Nothing says American exceptionalism like people dying on the floors of our hospitals. As a nation, we invented the first powered aircraft, fought and won two world wars, defeated Polio and built the wealthiest society in world history.
But providing health insurance to all our citizens? Screw that!
Remember health insurance equals healthcare. Having a health plan that allows people to see a doctor before things get really bad is the essence of healthcare. Because let’s face it, when things go really bad, we all have access to healthcare at place called the emergency room.
That’s where care is provided whether you can pay for it or not. In other words, the hospital doesn’t let you die on the floor.
For most of us, that’s a good thing.
But not all conservatives agree. In fact, some enthusiastically support letting uninsured people die, as demonstrated by this infamous audience reaction in the 2012 tea party debate on CNN.
Cheering for fellow Americans to be left for dead isn’t far from the opinion of Rep. Brent Crane (R-Nampa) who last week said health insurance was a privilege, not a right.
To translate: healthcare is for the privileged.
Maybe we should all work harder at becoming the vice president of our daddy’s company.
Conservatives in general have trouble articulating anything about healthcare except not everybody should have it, especially the working poor.
These are the same people who believe it’s an inalienable American right to haul loaded guns into schools and churches as a way to save lives from gun-toting maniacs. But when it comes to actually saving lives, the attitude is: “Let the poor die on the floor.”
In fact, the notion that healthcare isn’t a human right is more than the ramblings of an over-privileged white guy, it’s the mantra of the tea party. For some reason, tea partiers have decided that rights are only things that can’t be taken from you, not given to you. Healthcare is given to you; therefore, it isn’t a right. So piss off and die!
Losing your life because you can’t afford quality healthcare apparently doesn’t count as a right being taken away. It’s just one less “taker,” I suppose.

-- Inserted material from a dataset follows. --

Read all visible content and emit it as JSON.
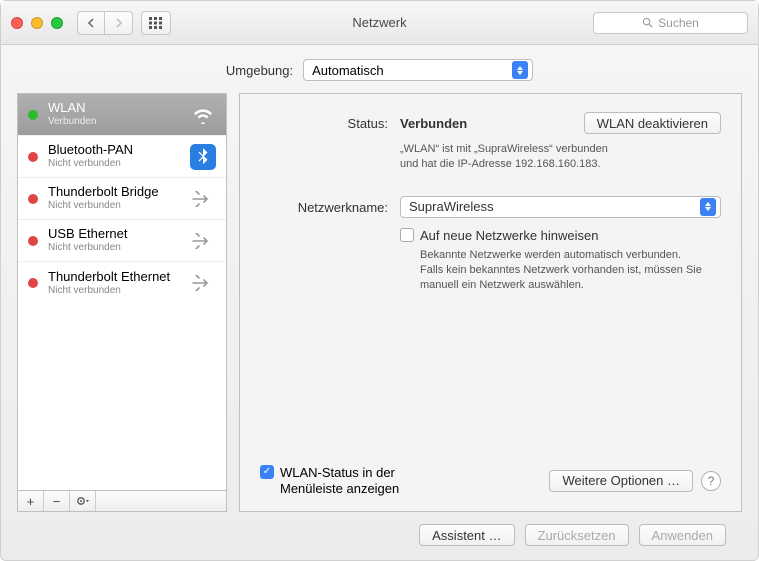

What’s more, Crane and his father (who is the State Treasure) are provided access to state health plan that is funded by state taxpayers. It’s the same health insurance provided to every single state worker.
In other words, the State of Idaho is saying, through it’s employee policies, that healthcare is a right.